    Walker, S P; Chang, S M; Powell, C A; Baker-Henningham, H

    2012-07-01

    Research conducted by the Child Development Research Group in the Tropical Medicine Research Institute has made significant contributions to the understanding of the importance of early nutrition and the home environment for children's development and the impact of psychosocial stimulation for disadvantaged and/or undernourished children. The work has provided critical evidence that has contributed to the increasing attention given to early childhood development in the work and policies of agencies such as the World Bank, World Health Organization (WHO) and United Nations Children Fund (UNICEF). This review concerns research which documented the impact of malnutrition on children's development and for the first time demonstrated the benefits and necessity of psychosocial stimulation for improvement in development. Subsequent research was critical in establishing the importance of linear growth retardation (stunting) as a risk factor for poor child development. A twenty-two-year study of stunted children has demonstrated benefits through to adulthood in areas such as educational attainment, mental health and reduced violent behaviour from an early childhood home visiting programme that works through mothers to promote their children's development. The group's research has also demonstrated that it is feasible and effective to integrate the stimulation intervention into primary care services with benefits to children's development and mothers'child rearing knowledge and practices. The group is currently conducting a study to provide information needed for scaling-up of parenting programmes through evaluation of a new approach to improving parenting through health centres and a modified home visit programme.

  20. World History Of Radon Research And Measurement From The Early 1900's To Today

    Science.gov (United States)

    George, A. C.

    2008-08-01

    In 1900, Dorn discovered the emanation in the uranium series that eventually became the well-known gas 222Rn. From 1900 through 1908, it was demonstrated that 222Rn is a radioactive gas found in tap water, highly condensable at low temperatures with a half-life of approximately 3.7 days and can be collected on charcoal by adsorption. Although, radon was discovered in 1900, the effects of prolonged exposure had been suspected and noted 300 years earlier among underground miners who developed lung cancer. During the period from 1924-1932, it was suggested that radon was the cause of high lung cancer incidence. In 1951, researchers at the university of Rochester N.Y. pointed out that the lung cancer health hazard was from the alpha radiation dose delivered by the radon decay products that deposited in the respiratory tract. The findings of the BEIR Committee Report VI, which was based on epidemiological studies in different groups of mines in the 1950's and 1960's and on laboratory studies, showed that from 60,000 miners over 2,600 developed lung cancer where only 750 were expected.

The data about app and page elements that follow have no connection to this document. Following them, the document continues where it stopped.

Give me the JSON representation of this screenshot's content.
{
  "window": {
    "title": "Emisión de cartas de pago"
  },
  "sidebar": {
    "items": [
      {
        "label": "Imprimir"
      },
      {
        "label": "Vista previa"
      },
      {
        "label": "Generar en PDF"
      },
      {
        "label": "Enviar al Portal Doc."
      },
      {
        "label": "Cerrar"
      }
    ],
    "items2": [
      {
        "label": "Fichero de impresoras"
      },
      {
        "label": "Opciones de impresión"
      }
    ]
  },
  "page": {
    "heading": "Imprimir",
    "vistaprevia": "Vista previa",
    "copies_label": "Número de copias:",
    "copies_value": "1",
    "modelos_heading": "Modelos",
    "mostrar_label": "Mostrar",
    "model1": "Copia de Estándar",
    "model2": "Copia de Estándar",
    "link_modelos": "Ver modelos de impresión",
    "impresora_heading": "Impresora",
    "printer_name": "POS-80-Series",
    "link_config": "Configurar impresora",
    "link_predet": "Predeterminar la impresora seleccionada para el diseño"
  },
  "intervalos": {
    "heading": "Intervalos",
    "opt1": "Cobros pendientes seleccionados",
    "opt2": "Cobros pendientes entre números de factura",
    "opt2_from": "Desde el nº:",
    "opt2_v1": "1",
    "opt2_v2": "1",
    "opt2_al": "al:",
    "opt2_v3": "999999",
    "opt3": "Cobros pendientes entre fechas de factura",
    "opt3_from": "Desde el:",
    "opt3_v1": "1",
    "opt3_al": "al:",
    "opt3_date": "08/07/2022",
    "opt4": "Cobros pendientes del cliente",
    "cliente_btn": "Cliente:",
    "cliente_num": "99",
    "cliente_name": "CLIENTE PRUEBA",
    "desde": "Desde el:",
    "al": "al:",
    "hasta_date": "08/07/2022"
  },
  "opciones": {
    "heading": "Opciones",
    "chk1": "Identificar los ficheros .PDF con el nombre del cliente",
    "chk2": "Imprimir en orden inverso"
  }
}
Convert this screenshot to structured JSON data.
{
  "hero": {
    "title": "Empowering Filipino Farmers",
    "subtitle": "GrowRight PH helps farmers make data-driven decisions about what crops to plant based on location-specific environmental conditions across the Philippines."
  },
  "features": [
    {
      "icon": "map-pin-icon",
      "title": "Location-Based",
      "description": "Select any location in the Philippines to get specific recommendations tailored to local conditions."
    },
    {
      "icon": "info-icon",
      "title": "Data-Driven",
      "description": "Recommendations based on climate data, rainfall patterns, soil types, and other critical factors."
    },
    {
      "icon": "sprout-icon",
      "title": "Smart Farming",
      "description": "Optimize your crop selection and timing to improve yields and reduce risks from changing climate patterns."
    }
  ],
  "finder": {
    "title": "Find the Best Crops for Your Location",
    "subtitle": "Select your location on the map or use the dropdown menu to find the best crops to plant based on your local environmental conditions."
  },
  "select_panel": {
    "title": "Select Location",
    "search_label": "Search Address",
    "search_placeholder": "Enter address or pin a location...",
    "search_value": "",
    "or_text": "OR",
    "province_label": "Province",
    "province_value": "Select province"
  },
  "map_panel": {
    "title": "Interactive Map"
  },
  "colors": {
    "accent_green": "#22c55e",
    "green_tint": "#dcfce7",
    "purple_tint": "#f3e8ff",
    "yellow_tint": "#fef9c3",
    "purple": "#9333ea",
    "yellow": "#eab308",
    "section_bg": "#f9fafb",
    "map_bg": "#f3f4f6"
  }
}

Since 1998, the epidemiological study conducted in Iowa US, showed beyond any reasonable doubt that radon decay products cause lung cancer among women who lived at least twenty years in their homes. This paper will cover early radon measurements in soil, building material, ground water and in different air environments such as in the atmosphere, caves spas, underground mines and in residential indoor air environment. Radon measurements were conducted in many areas for diagnostic purposes. Radon was used as natural tracer to study air masses, vertical diffusion, and atmospheric studies, in earthquake prediction, and as a geological indicator for radium and uranium. In the early radon measurements, electroscopes, electrometers and primitive ionization chambers were used for many years. In the 1940's fast pulse ionization chambers replaced total ionization chambers. From the mid 1950's